“Crime of the Century” was the first in a string of highly successful albums by Supertramp. A streak that would be climaxed by 1979’s “Breakfast in America.”
It’s a wonderful thing when one of the bands you admired in your youth can still put out one of their best studio albums decades after their heyday and over a decade and a half since their last release. It’s not reminiscing when it’s new music. It’s a refreshment of youth revisited.
“The Prelude Implicit” is the first studio album by Kansas in over 16 years, and it was well worth the wait. It has all the elements associated with Kansas’s sound: lyrics that are deep and introspective and music that is a combination of gritty Midwestern rock combined with complexity and virtuosity associated with progressive rock. The production is exactly what you would dedemand from a band of Kansas’s stature: dynamic and clean without sounding overproduced.
Although Kansas’s previous album, 2000’s “Somewhere to Elsewere”, was a solid recording, it was unfortunately evident that lead singer and keyboadist Steve Walsh’s voice was straining and he could no longer hit the high notes most notable in Kansas’s sound. Walsh retired from the band in 2014 and was replaced by Ronnie Platt, who is also an exceptional keyboardist. Shortly thereafter, a rejuvenated Kansas started working on “The Prelude Implicit”. An album that literally and figuratively hits all the right notes.
Golden Earring was almost a one hit wonder in the United States. In 1973 they released their album “Moon Tan”, which spawned their hit “Radar Love”, which hit number one on the Billboard rock charts in the U.S.. Although the Dutch band remained extremely successful in the Netherlands, they failed to have any further hit records in the United States. That is, until nine years later.
In 1982, Golden Earring released their 16th album. With the help of a spy themed video that got heavy airplay on the newly launched MTV, the song “Twilight Zone” became Golden Earring’s second number one hit in the United States. Following the success The “Twilight Zone”, he band released a follow-up single, “The Devil Made Me Do It”. Unfortunately, that song failed to do well in the U.S. because it contained the word “bullshit”, and was not released with an edited version – consequently, many U.S. radio stations refused to play it.

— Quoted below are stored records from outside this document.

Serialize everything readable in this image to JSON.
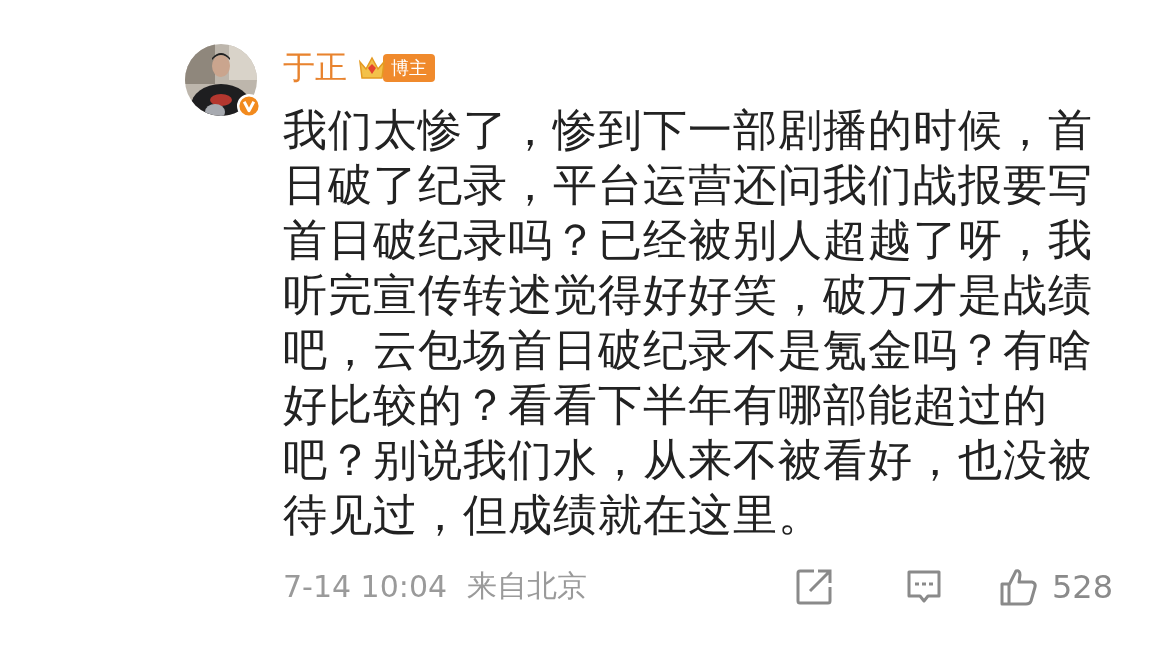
{
  "author": {
    "name": "于正",
    "badge": "博主"
  },
  "body": "我们太惨了，惨到下一部剧播的时候，首日破了纪录，平台运营还问我们战报要写首日破纪录吗？已经被别人超越了呀，我听完宣传转述觉得好好笑，破万才是战绩吧，云包场首日破纪录不是氪金吗？有啥好比较的？看看下半年有哪部能超过的吧？别说我们水，从来不被看好，也没被待见过，但成绩就在这里。",
  "footer": {
    "time": "7-14 10:04",
    "location": "来自北京",
    "likes": "528"
  }
}
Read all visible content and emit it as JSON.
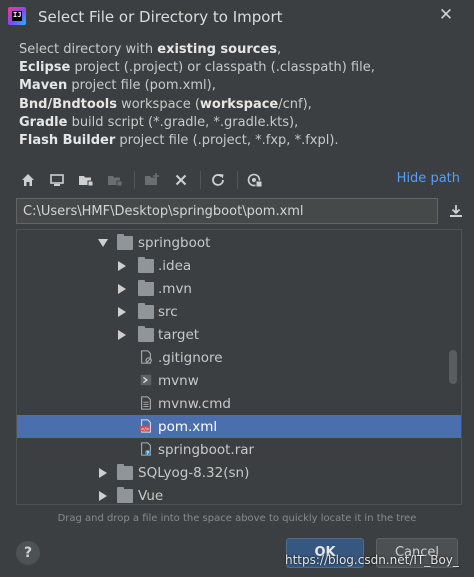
{
  "window": {
    "title": "Select File or Directory to Import",
    "app_icon_text": "IJ"
  },
  "description": {
    "intro_prefix": "Select directory with ",
    "intro_bold": "existing sources",
    "intro_suffix": ",",
    "lines": [
      {
        "bold": "Eclipse",
        "text": " project (.project) or classpath (.classpath) file,"
      },
      {
        "bold": "Maven",
        "text": " project file (pom.xml),"
      },
      {
        "bold": "Bnd/Bndtools",
        "text": " workspace (",
        "bold2": "workspace",
        "text2": "/cnf),"
      },
      {
        "bold": "Gradle",
        "text": " build script (*.gradle, *.gradle.kts),"
      },
      {
        "bold": "Flash Builder",
        "text": " project file (.project, *.fxp, *.fxpl)."
      }
    ]
  },
  "toolbar": {
    "icons": [
      "home-icon",
      "desktop-icon",
      "project-folder-icon",
      "module-folder-icon",
      "new-folder-icon",
      "delete-icon",
      "refresh-icon",
      "show-hidden-icon"
    ],
    "hide_path_label": "Hide path"
  },
  "path": {
    "value": "C:\\Users\\HMF\\Desktop\\springboot\\pom.xml"
  },
  "tree": {
    "items": [
      {
        "label": "springboot",
        "type": "folder",
        "expanded": true,
        "depth": 0
      },
      {
        "label": ".idea",
        "type": "folder",
        "expanded": false,
        "depth": 1
      },
      {
        "label": ".mvn",
        "type": "folder",
        "expanded": false,
        "depth": 1
      },
      {
        "label": "src",
        "type": "folder",
        "expanded": false,
        "depth": 1
      },
      {
        "label": "target",
        "type": "folder",
        "expanded": false,
        "depth": 1
      },
      {
        "label": ".gitignore",
        "type": "gitignore",
        "depth": 1
      },
      {
        "label": "mvnw",
        "type": "script",
        "depth": 1
      },
      {
        "label": "mvnw.cmd",
        "type": "text",
        "depth": 1
      },
      {
        "label": "pom.xml",
        "type": "maven",
        "depth": 1,
        "selected": true
      },
      {
        "label": "springboot.rar",
        "type": "unknown",
        "depth": 1
      },
      {
        "label": "SQLyog-8.32(sn)",
        "type": "folder",
        "expanded": false,
        "depth": 0
      },
      {
        "label": "Vue",
        "type": "folder",
        "expanded": false,
        "depth": 0
      }
    ]
  },
  "hint": "Drag and drop a file into the space above to quickly locate it in the tree",
  "buttons": {
    "help": "?",
    "ok": "OK",
    "cancel": "Cancel"
  },
  "watermark": "https://blog.csdn.net/IT_Boy_",
  "colors": {
    "background": "#3c3f41",
    "selection": "#4b6eaf",
    "link": "#589df6",
    "ok_button": "#365880"
  }
}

Although they had continued success in the Netherlands, Europe, in the U.K., Golden Earring failed to see any significant success in the United States following “Cut”. They continue to perform over 200 concerts a year to capacity crowds in those areas of the world. They released their 25th album “Tits ‘N Ass”, in 2012 under the same band lineup they have had since 1970. That album hit number one on the Dutch record charts.